Listed records:
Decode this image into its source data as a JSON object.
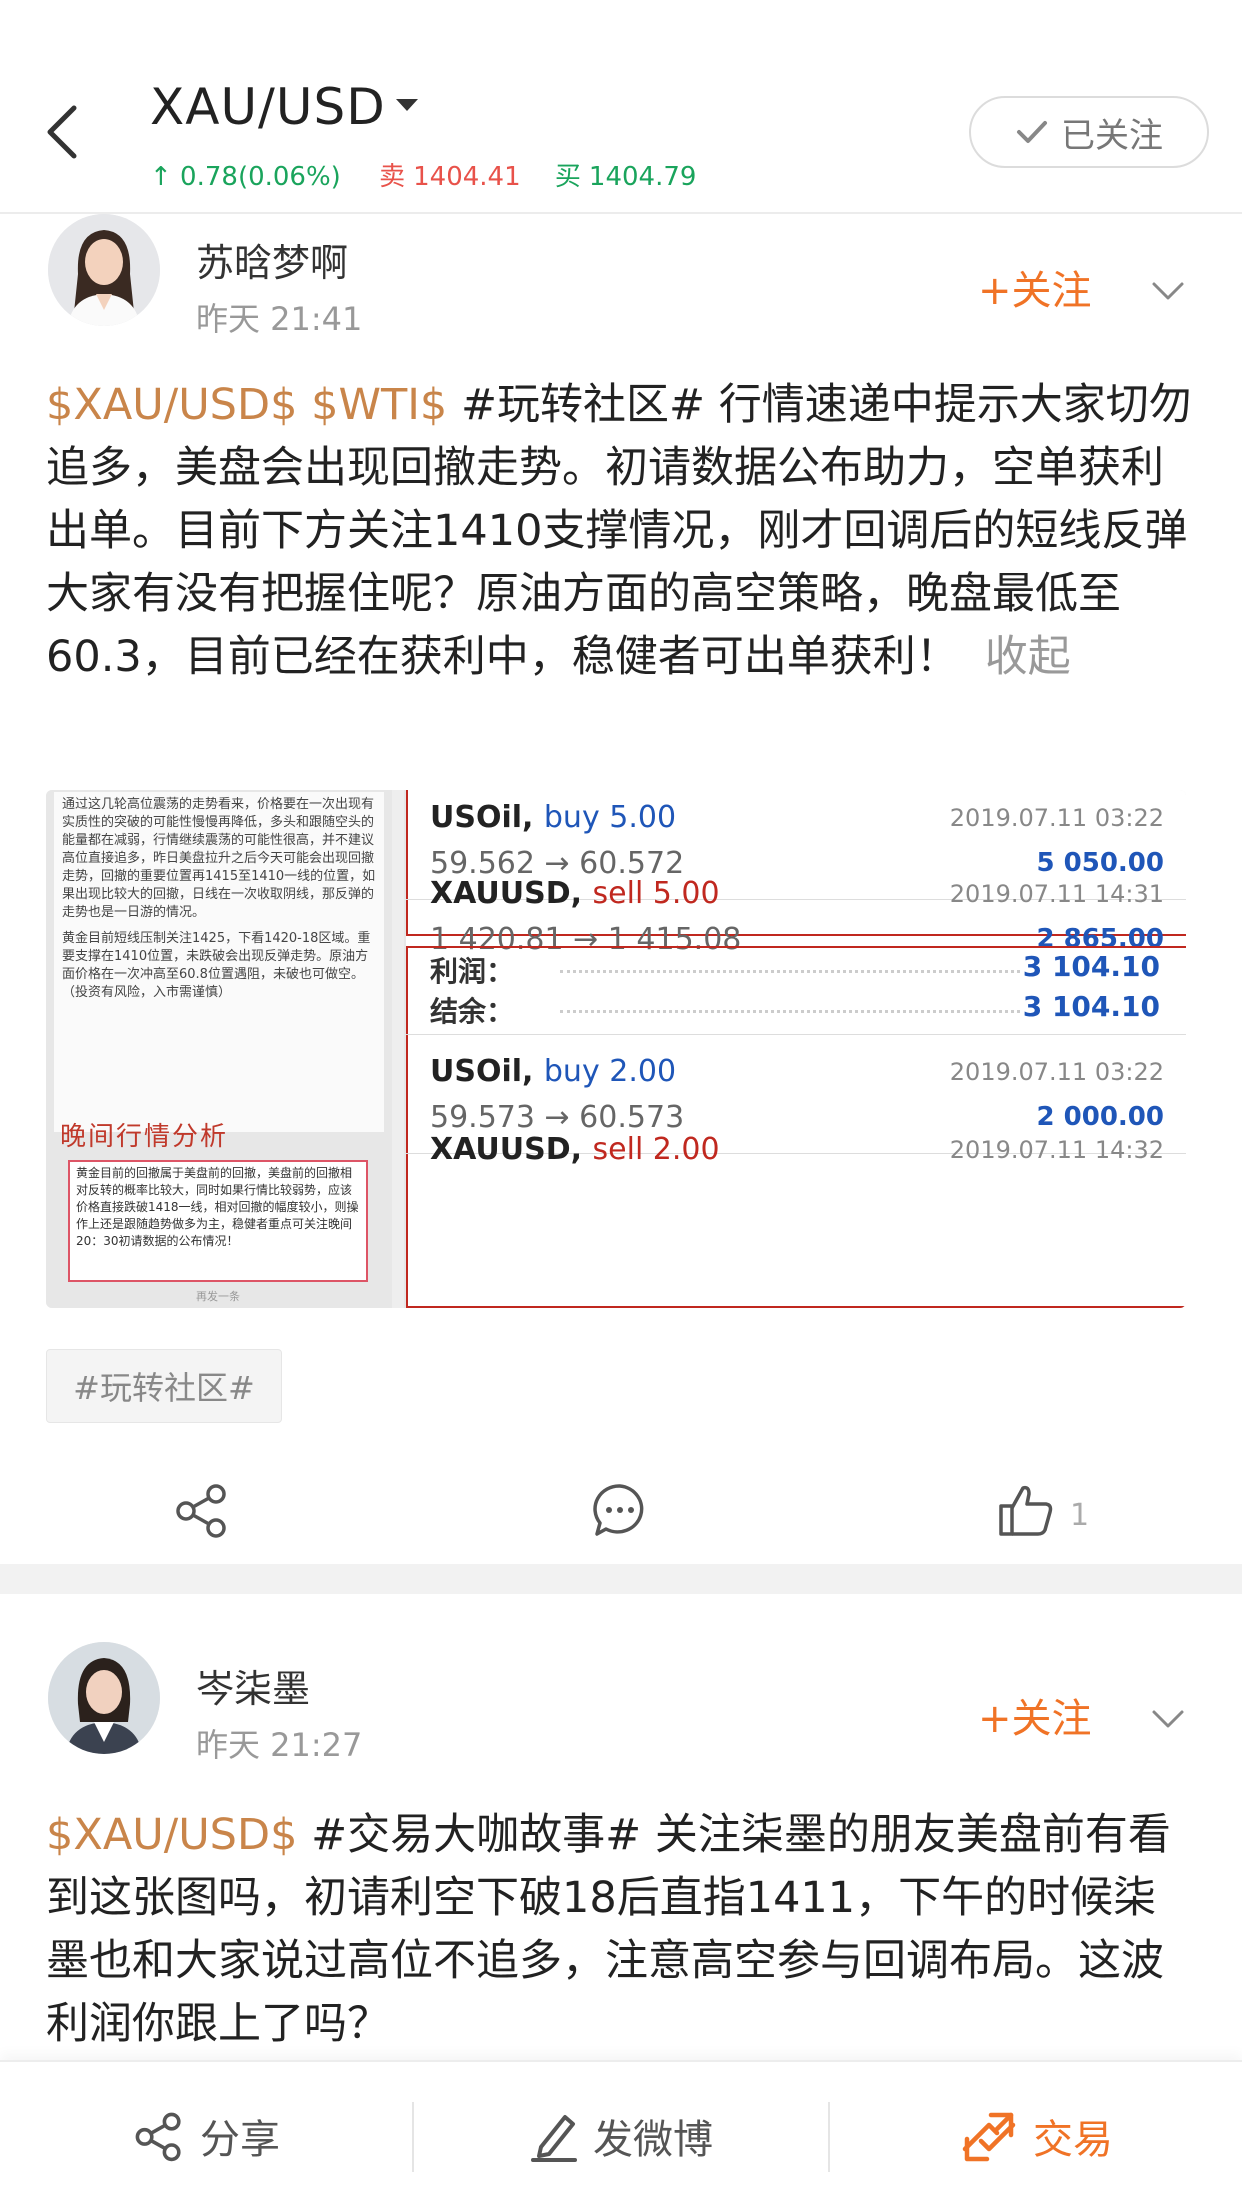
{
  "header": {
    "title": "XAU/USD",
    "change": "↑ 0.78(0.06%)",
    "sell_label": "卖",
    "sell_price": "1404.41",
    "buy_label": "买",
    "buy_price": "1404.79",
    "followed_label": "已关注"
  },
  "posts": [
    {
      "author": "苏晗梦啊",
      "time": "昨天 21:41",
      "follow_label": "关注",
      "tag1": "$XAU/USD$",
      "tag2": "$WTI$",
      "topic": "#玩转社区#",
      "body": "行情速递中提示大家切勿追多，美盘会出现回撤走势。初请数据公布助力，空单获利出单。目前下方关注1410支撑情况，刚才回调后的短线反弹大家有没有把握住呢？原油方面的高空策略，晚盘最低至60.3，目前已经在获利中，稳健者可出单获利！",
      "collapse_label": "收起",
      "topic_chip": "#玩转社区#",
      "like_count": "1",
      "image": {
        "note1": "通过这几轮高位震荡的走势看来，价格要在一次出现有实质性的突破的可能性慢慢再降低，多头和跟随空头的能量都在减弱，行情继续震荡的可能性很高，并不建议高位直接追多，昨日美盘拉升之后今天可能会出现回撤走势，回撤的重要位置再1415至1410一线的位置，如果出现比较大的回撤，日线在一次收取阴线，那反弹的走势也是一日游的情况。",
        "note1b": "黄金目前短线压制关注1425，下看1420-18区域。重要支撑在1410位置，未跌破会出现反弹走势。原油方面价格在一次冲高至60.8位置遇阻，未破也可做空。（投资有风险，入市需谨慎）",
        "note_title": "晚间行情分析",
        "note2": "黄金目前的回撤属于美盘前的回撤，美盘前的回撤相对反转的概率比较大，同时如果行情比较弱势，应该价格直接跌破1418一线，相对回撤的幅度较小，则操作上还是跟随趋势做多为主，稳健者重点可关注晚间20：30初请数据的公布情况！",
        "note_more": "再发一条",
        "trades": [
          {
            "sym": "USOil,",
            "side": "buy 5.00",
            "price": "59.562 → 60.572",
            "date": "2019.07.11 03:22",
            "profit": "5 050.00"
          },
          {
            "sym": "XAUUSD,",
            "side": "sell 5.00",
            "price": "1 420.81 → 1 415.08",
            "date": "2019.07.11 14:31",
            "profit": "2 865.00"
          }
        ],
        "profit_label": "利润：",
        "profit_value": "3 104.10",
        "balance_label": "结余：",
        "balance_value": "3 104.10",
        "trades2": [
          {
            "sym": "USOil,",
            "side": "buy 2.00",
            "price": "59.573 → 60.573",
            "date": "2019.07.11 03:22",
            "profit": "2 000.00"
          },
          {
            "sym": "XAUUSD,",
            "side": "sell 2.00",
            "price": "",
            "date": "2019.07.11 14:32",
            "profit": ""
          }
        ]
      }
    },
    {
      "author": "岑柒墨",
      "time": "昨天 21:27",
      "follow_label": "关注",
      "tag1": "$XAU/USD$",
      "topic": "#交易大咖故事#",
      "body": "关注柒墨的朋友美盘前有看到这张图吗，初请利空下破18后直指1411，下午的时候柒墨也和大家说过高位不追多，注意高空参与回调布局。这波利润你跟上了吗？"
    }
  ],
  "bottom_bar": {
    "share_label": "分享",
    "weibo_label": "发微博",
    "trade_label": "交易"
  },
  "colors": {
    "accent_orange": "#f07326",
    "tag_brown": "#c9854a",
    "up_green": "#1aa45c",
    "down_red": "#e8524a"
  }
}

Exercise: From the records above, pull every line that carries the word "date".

Your solution:
            "date": "2019.07.11 03:22",
            "date": "2019.07.11 14:31",
            "date": "2019.07.11 03:22",
            "date": "2019.07.11 14:32",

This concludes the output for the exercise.